→ **WORK INSTRUCTIONS**: Please find every line in the entries below that contains the string "accent", and copy it.

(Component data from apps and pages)
────────────────────────────────────────
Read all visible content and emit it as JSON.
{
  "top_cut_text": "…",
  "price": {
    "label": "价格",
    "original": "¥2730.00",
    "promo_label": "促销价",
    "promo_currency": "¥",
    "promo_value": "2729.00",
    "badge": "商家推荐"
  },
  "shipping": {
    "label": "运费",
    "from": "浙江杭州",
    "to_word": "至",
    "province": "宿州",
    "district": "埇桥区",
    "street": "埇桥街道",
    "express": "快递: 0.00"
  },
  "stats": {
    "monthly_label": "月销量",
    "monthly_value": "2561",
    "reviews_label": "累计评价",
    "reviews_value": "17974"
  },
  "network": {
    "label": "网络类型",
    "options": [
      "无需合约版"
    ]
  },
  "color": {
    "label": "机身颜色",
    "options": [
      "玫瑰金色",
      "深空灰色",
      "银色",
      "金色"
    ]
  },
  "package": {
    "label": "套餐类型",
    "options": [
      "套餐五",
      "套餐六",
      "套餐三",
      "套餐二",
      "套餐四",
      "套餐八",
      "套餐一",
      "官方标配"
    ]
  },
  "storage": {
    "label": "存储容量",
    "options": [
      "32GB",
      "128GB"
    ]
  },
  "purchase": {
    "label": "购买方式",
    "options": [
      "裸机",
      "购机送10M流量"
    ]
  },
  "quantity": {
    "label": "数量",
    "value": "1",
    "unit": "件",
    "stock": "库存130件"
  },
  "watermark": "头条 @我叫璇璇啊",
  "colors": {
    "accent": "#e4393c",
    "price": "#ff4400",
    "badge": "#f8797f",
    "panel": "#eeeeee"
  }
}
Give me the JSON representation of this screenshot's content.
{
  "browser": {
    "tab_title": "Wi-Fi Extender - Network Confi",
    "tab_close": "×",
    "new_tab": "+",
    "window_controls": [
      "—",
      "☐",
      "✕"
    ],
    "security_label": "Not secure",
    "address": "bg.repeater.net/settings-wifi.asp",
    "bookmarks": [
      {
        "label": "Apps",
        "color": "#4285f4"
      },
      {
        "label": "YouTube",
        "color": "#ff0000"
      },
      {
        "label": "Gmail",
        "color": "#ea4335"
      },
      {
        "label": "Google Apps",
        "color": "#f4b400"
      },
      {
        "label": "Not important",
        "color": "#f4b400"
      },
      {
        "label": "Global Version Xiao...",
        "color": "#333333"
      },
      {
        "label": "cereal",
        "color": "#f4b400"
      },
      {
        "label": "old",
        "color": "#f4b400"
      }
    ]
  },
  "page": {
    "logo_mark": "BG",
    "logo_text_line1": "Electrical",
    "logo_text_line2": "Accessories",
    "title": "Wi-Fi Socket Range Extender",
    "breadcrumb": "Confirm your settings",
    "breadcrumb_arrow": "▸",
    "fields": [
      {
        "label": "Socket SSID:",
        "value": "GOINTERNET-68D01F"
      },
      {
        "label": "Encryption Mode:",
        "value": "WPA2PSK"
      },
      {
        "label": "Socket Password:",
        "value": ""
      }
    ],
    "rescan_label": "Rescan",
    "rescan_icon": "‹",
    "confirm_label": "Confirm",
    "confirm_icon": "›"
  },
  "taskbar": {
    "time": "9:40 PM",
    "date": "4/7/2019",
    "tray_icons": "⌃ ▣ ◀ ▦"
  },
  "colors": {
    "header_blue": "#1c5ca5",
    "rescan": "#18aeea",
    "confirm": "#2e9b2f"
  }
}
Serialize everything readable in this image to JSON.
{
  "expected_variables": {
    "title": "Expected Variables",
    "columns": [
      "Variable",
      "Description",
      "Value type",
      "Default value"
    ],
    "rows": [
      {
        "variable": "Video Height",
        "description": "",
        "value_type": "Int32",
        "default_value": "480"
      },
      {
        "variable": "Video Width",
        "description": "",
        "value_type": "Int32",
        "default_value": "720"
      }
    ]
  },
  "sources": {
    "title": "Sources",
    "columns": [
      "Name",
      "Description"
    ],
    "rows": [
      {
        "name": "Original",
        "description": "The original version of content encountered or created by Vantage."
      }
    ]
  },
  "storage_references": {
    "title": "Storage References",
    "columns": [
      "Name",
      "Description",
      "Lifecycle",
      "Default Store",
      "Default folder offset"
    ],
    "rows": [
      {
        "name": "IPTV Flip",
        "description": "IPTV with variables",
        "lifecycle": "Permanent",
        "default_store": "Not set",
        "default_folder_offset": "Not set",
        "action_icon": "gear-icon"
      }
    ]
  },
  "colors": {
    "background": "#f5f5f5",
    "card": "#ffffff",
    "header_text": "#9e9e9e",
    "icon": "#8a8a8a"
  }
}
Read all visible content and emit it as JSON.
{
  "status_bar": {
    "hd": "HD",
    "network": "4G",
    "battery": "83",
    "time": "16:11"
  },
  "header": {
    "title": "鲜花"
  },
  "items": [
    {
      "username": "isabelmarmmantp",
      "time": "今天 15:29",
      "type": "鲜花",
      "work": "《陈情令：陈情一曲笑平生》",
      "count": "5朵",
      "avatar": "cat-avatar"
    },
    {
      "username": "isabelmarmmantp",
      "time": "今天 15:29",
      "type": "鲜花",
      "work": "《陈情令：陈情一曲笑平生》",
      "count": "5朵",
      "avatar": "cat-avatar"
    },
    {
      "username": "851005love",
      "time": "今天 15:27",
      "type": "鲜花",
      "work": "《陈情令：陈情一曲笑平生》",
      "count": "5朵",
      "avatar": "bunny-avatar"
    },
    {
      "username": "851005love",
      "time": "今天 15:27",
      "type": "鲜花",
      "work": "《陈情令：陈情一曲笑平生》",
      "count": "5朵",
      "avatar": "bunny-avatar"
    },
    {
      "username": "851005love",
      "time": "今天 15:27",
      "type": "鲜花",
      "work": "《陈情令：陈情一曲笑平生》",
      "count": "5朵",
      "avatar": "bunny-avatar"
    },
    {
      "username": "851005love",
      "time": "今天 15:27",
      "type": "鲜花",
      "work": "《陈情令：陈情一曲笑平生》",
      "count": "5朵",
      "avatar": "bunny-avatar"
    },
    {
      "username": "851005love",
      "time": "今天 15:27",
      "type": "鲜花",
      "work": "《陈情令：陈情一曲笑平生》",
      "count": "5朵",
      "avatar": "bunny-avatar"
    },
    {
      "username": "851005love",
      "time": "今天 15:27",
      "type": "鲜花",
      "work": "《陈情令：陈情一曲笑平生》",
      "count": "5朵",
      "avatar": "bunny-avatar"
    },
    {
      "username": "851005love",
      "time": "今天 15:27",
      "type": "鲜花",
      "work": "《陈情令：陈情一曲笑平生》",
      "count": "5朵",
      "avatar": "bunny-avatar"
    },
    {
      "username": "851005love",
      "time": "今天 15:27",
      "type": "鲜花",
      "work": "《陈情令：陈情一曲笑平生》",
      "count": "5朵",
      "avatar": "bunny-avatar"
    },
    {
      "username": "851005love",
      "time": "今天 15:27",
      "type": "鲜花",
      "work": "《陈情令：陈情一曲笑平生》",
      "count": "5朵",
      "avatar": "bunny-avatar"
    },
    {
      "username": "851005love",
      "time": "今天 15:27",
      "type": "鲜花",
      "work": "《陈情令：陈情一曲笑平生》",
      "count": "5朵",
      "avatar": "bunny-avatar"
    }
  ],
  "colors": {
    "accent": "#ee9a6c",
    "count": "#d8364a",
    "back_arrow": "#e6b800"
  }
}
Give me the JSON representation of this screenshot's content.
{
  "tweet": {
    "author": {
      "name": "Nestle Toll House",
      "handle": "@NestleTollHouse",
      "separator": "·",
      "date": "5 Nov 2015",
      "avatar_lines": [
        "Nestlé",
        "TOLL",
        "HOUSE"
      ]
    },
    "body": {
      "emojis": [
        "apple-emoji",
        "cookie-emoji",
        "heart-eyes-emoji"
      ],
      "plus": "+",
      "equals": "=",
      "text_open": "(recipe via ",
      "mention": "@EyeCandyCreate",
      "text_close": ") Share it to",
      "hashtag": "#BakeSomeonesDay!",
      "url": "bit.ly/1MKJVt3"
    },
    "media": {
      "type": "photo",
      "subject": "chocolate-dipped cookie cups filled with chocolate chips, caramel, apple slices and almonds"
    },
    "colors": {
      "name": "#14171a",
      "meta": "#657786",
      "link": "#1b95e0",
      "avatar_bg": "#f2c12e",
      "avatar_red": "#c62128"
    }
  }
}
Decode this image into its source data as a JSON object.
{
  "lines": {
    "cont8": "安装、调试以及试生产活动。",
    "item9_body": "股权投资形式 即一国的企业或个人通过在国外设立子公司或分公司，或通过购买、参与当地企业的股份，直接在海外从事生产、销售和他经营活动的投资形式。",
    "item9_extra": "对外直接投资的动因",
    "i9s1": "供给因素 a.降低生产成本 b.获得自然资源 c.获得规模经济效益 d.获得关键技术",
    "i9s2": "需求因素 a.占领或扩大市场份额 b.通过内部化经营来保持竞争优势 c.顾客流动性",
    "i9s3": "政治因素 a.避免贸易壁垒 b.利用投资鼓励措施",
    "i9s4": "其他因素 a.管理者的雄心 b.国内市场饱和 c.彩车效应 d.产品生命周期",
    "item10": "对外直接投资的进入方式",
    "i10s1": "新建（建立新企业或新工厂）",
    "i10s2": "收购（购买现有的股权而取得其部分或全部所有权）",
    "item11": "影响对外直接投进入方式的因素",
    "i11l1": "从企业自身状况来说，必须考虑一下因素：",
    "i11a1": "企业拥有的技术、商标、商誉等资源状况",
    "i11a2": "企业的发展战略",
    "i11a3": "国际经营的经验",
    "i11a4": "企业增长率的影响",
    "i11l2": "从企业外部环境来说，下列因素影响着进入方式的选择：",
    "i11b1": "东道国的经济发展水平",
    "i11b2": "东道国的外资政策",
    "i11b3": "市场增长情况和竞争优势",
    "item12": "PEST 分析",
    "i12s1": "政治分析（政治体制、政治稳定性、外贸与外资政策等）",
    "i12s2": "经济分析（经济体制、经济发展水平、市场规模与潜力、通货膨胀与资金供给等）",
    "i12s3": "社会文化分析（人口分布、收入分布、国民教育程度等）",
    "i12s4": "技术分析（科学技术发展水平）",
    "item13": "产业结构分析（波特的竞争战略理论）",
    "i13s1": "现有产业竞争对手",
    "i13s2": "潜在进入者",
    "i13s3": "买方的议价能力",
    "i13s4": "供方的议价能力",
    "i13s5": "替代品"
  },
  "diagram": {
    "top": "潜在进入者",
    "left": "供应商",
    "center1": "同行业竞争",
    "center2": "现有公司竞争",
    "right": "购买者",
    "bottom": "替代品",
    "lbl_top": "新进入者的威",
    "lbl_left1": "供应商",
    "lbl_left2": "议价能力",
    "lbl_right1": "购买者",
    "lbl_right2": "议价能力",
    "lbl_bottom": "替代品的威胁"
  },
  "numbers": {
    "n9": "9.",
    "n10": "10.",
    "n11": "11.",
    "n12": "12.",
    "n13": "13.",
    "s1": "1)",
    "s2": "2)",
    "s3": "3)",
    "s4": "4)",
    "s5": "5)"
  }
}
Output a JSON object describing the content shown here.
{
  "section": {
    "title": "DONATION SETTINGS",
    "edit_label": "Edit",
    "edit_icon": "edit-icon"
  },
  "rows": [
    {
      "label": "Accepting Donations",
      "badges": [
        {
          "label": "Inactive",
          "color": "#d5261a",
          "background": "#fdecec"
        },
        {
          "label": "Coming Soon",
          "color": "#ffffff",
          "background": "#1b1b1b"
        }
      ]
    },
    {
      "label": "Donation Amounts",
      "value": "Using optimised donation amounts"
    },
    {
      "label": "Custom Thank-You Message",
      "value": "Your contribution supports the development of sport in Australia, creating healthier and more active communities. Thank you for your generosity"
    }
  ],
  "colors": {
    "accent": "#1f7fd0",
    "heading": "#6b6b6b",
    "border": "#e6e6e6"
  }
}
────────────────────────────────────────
→ **PROBLEM SOLUTION**:
    "accent": "#e4393c",
    "accent": "#ee9a6c",
    "accent": "#1f7fd0",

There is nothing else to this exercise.